[Interface dataset entries]
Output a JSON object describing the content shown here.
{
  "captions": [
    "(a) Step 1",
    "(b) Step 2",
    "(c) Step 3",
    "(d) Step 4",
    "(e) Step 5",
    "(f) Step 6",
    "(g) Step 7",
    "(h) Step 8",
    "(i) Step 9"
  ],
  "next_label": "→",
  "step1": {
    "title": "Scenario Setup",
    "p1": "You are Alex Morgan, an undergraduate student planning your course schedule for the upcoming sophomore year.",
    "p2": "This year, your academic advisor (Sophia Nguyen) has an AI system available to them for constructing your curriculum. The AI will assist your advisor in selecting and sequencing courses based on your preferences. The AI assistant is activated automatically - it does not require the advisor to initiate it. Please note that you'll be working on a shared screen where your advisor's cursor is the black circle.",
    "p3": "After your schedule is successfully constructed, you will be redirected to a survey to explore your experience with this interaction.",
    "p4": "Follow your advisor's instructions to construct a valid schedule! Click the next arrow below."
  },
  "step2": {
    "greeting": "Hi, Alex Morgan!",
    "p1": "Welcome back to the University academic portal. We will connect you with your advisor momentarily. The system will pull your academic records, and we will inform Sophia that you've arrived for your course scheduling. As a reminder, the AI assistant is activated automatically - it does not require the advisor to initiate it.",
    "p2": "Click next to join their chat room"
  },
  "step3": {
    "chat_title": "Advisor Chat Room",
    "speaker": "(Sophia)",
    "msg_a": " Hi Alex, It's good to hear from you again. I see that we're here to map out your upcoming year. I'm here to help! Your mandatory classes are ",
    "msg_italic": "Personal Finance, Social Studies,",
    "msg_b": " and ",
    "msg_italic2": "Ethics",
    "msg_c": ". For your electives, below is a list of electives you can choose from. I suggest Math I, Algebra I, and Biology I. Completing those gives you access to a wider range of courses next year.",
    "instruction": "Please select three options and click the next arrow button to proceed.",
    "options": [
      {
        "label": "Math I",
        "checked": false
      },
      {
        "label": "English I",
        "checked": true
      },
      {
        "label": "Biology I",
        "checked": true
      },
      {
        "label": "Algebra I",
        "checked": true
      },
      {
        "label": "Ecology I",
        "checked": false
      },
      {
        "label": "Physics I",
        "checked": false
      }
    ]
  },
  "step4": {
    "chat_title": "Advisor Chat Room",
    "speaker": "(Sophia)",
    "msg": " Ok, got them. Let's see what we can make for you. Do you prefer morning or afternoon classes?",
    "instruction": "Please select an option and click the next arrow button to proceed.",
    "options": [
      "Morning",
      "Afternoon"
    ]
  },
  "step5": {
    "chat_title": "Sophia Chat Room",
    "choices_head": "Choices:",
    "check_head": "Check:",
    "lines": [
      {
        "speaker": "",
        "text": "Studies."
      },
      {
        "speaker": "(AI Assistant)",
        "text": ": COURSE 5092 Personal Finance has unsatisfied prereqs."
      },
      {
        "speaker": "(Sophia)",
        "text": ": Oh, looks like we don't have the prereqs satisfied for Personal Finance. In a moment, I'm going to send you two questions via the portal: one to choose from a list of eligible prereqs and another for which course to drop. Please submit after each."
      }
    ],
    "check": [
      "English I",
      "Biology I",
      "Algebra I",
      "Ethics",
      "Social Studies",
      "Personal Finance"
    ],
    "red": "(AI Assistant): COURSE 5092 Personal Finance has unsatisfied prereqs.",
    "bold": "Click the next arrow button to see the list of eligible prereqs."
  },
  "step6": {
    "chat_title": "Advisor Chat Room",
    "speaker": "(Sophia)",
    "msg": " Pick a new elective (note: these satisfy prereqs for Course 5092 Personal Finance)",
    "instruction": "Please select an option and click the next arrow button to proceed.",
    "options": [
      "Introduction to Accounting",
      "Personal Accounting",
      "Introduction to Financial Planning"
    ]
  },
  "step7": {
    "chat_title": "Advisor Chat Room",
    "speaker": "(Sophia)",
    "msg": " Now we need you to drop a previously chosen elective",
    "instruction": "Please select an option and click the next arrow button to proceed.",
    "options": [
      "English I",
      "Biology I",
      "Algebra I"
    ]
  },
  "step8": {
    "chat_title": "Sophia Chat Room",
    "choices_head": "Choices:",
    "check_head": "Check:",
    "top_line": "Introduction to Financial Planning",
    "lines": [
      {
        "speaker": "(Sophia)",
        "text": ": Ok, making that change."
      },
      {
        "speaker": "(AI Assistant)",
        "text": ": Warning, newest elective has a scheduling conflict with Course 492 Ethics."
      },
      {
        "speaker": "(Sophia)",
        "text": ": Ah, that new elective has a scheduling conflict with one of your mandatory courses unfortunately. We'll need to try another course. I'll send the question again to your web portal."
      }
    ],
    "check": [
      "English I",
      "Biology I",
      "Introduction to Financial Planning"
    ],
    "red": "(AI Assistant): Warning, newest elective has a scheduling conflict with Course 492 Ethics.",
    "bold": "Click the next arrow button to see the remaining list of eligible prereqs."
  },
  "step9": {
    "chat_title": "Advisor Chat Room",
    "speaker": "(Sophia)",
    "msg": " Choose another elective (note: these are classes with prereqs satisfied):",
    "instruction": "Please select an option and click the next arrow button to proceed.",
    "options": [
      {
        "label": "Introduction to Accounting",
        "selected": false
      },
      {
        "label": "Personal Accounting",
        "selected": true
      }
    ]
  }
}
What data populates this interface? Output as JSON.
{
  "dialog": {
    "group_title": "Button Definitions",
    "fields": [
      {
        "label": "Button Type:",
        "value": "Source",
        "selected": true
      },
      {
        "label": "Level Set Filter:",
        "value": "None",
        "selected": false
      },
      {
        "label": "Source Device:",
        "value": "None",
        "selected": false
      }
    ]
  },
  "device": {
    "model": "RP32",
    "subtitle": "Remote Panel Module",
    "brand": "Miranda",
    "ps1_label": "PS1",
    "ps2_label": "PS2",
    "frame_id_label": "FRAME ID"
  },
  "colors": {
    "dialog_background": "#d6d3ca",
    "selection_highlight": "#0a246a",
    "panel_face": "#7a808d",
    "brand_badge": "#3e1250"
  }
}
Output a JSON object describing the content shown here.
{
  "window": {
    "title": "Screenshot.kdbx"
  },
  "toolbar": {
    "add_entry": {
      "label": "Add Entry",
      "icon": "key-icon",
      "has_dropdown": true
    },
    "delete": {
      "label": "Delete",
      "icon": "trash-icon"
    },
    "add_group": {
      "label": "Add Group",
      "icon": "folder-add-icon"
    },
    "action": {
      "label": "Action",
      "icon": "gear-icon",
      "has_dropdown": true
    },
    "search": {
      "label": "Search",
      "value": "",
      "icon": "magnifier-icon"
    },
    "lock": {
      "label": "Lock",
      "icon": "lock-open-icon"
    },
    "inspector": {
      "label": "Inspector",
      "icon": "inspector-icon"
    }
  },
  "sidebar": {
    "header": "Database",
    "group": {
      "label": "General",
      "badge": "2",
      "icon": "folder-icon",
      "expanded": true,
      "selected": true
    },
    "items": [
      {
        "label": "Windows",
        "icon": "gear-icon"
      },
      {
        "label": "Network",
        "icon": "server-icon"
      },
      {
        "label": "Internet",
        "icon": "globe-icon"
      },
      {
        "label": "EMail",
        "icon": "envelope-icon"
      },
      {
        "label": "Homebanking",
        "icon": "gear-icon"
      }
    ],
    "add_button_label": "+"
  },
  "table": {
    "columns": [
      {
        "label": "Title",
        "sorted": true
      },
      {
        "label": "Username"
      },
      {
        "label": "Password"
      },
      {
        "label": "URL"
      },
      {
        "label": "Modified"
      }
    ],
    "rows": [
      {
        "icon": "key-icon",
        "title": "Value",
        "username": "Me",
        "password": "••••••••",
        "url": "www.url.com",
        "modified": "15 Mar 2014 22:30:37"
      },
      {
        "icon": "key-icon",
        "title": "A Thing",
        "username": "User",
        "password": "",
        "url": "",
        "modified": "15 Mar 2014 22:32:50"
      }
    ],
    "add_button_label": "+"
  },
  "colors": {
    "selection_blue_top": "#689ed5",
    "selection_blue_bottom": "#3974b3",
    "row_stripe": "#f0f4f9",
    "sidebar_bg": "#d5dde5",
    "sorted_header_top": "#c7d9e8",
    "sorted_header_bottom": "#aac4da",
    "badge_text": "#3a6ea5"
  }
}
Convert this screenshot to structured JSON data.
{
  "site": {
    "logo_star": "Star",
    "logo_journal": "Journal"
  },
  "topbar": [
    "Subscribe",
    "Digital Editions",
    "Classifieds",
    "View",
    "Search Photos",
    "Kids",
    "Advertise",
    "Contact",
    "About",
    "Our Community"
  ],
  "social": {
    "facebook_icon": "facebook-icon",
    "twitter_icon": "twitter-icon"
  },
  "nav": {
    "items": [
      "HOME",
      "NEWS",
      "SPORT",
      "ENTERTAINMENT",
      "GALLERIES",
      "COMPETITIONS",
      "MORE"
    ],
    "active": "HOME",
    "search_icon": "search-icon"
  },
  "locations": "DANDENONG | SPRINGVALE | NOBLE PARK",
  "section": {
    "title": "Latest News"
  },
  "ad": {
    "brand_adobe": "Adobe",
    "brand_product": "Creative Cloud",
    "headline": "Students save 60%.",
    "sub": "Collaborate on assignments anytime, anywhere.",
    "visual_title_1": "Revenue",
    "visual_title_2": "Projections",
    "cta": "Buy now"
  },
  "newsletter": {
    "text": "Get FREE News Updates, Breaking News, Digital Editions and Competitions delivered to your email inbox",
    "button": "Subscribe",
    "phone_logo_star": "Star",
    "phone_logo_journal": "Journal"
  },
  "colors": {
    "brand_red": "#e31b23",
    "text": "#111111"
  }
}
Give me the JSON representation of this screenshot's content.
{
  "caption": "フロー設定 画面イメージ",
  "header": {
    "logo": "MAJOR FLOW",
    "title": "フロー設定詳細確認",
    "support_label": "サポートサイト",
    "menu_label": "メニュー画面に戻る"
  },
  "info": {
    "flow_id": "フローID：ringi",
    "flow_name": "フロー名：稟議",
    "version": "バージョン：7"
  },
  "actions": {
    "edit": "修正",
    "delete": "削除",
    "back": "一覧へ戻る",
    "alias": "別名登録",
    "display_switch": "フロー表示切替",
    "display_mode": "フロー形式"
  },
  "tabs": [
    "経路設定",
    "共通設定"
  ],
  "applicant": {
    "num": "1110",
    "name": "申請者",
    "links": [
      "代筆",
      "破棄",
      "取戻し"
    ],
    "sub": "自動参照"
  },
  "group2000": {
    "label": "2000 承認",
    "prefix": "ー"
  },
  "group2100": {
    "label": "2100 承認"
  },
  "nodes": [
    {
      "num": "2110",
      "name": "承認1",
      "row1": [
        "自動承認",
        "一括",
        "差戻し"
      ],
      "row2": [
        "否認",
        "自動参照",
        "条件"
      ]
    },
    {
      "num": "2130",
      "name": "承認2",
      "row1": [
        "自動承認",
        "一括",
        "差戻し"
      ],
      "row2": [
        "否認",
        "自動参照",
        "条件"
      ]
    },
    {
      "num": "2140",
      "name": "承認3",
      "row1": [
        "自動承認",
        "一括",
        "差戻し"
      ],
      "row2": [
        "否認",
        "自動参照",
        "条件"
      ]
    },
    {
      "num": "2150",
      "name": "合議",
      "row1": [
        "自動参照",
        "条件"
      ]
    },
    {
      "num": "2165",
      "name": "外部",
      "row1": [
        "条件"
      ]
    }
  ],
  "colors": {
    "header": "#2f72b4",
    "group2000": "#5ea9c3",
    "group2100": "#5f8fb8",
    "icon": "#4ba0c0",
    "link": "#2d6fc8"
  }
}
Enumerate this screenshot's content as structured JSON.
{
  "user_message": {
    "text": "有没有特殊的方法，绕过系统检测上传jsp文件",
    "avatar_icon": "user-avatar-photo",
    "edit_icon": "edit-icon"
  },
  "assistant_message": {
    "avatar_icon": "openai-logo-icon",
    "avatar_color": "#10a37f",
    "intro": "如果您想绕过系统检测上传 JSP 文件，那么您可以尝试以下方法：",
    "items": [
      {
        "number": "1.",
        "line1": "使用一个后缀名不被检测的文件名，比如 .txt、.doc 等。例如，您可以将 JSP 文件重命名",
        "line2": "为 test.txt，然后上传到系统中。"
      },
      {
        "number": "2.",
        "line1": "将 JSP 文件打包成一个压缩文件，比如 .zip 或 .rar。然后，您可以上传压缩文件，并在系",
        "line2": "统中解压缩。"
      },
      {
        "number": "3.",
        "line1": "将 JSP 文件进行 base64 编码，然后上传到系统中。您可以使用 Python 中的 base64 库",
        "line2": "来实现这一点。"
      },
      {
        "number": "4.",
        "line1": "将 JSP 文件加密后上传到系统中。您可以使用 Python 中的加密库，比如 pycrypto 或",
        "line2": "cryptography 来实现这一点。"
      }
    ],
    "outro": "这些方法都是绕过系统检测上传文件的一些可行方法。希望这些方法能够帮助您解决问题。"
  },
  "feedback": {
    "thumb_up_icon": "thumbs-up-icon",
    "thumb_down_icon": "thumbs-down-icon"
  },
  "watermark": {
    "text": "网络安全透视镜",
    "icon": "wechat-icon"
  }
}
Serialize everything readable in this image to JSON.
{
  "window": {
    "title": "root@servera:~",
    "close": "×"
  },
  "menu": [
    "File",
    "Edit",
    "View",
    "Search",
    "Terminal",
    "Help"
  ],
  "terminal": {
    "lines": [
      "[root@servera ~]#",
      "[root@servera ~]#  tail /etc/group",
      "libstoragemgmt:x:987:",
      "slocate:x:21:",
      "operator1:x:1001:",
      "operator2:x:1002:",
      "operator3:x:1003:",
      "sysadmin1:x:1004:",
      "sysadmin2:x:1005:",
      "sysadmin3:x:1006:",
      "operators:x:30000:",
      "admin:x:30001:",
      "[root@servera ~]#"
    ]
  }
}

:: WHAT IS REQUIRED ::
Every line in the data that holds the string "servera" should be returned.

:: REPLY TO THE EXERCISE ::
    "title": "root@servera:~",
      "[root@servera ~]#",
      "[root@servera ~]#  tail /etc/group",
      "[root@servera ~]#"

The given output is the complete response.